* _Dataset extract_:

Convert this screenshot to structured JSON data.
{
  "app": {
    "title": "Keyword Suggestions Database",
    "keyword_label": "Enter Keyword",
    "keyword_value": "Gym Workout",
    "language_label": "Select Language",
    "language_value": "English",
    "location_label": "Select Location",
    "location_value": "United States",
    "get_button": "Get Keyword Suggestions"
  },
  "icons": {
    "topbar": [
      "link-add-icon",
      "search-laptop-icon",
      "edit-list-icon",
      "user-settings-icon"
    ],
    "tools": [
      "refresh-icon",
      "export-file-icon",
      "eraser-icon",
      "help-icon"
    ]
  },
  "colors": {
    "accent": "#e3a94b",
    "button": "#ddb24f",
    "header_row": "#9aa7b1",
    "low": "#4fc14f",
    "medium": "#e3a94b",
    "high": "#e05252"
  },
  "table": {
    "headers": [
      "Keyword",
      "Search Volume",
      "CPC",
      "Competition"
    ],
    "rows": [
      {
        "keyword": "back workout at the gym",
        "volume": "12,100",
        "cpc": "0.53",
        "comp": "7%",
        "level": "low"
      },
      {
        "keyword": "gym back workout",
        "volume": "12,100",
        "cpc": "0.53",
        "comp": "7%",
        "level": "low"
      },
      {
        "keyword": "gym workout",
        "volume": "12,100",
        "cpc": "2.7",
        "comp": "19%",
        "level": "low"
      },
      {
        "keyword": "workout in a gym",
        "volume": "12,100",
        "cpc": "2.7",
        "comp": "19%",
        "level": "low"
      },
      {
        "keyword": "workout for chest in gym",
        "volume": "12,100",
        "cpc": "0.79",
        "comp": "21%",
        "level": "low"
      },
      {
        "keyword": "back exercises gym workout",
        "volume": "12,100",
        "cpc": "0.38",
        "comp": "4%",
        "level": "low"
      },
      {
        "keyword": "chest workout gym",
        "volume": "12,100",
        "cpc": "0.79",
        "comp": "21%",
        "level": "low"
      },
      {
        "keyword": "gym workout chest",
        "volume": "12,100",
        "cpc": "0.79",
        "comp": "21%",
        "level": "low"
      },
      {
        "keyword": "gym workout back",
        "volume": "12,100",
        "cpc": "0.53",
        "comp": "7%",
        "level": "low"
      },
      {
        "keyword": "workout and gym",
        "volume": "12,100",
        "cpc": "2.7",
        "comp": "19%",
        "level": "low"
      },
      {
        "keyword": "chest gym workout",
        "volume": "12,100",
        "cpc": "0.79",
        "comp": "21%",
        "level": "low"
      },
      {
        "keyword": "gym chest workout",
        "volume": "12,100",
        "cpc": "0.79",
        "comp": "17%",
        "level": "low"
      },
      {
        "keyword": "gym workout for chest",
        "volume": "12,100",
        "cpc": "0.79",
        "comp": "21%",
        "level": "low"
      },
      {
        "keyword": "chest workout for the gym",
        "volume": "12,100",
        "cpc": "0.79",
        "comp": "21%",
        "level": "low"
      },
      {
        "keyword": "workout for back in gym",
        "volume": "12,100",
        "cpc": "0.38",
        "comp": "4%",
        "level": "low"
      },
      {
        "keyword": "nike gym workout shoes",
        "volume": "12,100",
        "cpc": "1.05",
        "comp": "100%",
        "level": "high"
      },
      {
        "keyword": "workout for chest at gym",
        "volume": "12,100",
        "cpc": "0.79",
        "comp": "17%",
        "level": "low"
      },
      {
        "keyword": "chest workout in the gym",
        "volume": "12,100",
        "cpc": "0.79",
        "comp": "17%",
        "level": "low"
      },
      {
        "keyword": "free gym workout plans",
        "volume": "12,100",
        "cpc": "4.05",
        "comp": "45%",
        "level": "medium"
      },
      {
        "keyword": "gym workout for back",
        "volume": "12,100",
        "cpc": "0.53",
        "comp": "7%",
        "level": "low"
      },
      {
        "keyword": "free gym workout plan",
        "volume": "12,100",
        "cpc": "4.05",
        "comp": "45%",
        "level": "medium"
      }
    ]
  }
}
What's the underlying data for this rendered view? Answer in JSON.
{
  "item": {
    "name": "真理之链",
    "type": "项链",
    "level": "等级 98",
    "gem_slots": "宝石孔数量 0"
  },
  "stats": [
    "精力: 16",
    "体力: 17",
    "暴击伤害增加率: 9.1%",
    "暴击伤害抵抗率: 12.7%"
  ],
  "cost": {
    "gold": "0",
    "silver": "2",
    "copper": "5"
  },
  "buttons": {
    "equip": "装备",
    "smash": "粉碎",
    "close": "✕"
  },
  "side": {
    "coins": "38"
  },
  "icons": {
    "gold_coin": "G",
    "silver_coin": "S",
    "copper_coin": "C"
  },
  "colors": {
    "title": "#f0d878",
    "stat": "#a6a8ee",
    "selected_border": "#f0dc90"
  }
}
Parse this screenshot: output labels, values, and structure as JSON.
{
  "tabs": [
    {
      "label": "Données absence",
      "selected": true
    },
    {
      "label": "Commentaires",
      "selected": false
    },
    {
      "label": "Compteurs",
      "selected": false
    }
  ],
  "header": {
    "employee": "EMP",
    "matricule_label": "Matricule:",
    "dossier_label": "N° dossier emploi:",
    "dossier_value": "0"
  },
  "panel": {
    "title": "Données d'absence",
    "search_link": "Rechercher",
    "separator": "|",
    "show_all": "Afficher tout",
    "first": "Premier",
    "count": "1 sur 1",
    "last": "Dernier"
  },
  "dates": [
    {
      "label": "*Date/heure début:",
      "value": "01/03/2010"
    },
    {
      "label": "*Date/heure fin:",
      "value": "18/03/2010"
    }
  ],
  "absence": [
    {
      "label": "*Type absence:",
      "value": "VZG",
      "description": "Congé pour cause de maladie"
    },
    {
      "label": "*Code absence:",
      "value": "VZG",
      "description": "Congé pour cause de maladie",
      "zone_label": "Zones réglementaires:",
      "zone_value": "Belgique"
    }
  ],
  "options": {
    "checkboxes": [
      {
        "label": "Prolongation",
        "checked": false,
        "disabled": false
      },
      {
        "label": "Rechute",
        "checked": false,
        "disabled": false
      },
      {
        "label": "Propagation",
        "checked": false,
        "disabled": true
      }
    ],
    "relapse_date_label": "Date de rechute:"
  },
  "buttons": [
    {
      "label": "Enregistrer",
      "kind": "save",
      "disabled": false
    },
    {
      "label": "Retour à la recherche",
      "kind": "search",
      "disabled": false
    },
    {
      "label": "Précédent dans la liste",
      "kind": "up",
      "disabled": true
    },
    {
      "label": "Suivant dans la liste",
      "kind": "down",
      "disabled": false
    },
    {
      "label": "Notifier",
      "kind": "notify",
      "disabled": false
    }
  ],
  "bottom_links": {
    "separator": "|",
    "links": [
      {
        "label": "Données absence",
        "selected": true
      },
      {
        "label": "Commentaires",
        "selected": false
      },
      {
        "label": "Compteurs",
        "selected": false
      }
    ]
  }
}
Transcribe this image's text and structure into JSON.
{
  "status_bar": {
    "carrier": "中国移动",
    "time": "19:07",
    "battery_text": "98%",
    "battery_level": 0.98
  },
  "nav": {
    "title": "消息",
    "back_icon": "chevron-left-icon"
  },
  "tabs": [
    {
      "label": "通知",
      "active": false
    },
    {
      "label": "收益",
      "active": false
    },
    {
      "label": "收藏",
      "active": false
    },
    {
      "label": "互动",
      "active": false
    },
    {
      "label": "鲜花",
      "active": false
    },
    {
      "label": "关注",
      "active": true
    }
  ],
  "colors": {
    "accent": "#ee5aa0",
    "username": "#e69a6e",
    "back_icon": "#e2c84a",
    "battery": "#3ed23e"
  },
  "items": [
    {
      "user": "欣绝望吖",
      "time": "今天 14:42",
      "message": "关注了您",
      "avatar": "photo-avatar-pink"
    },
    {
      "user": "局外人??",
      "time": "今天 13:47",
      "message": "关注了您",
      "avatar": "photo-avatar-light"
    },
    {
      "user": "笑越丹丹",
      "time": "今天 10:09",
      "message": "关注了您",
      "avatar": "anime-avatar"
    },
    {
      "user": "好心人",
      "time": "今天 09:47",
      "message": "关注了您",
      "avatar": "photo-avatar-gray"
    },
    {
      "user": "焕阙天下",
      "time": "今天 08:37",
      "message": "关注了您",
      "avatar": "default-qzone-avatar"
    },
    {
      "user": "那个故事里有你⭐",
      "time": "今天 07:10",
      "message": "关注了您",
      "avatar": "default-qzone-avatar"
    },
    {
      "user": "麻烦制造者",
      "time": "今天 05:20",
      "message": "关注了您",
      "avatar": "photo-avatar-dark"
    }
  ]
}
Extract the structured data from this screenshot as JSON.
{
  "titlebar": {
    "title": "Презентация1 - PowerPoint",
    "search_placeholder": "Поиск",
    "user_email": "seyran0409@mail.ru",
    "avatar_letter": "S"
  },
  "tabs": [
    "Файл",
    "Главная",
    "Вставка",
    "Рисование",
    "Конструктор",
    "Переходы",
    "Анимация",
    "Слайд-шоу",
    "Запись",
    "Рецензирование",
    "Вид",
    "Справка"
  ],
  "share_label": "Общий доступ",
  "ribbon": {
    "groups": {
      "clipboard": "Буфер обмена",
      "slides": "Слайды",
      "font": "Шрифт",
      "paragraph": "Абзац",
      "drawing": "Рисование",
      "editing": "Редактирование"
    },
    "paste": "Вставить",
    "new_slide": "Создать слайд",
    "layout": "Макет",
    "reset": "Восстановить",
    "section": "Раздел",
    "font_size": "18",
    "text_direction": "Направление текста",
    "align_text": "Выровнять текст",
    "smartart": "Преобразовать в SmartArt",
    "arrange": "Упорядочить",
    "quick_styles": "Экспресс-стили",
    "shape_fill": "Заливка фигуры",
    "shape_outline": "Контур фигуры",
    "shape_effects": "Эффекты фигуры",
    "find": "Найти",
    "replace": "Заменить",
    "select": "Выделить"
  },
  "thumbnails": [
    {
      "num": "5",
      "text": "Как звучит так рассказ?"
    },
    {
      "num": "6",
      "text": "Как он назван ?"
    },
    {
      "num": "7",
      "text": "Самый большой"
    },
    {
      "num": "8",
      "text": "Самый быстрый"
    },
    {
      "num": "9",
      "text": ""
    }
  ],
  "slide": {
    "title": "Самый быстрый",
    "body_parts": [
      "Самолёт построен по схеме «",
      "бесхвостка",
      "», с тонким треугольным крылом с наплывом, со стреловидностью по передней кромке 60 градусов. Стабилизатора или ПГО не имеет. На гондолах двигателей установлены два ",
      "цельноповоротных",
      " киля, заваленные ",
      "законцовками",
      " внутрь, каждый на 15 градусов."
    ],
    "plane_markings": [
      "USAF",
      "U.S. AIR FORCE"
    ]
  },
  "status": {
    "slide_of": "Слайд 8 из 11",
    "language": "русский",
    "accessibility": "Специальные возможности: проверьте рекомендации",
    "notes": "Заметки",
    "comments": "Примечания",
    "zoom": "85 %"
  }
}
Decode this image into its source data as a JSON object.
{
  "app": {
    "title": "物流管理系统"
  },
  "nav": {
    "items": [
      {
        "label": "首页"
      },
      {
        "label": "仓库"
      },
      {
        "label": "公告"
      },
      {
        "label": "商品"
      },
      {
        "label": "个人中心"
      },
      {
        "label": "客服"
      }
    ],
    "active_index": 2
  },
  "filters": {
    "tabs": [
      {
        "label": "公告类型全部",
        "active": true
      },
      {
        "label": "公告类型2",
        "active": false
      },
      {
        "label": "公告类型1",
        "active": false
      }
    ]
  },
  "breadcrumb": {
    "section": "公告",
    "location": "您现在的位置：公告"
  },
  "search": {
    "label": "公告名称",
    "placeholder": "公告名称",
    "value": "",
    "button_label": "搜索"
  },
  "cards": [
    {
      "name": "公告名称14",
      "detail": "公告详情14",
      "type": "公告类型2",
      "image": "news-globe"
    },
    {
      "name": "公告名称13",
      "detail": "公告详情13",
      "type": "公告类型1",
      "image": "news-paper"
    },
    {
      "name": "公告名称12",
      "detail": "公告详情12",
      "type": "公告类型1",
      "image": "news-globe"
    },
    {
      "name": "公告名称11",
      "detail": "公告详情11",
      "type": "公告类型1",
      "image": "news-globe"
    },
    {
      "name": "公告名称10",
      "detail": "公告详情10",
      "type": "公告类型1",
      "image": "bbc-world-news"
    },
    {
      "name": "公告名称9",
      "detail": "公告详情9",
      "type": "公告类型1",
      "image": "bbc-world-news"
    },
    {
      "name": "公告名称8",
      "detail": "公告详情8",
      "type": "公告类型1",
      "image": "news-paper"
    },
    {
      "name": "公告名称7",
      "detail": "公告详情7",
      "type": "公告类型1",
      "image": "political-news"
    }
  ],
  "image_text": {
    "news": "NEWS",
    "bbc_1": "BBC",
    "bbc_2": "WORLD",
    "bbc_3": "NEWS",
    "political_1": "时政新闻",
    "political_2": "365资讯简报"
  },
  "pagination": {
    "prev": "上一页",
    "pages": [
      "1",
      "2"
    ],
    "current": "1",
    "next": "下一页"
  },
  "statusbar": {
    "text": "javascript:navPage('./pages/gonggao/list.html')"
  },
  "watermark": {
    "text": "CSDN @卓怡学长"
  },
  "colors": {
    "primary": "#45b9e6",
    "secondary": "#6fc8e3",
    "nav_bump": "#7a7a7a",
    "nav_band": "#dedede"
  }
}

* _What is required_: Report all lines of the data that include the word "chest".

* _Task output_:
        "keyword": "workout for chest in gym",
        "keyword": "chest workout gym",
        "keyword": "gym workout chest",
        "keyword": "chest gym workout",
        "keyword": "gym chest workout",
        "keyword": "gym workout for chest",
        "keyword": "chest workout for the gym",
        "keyword": "workout for chest at gym",
        "keyword": "chest workout in the gym",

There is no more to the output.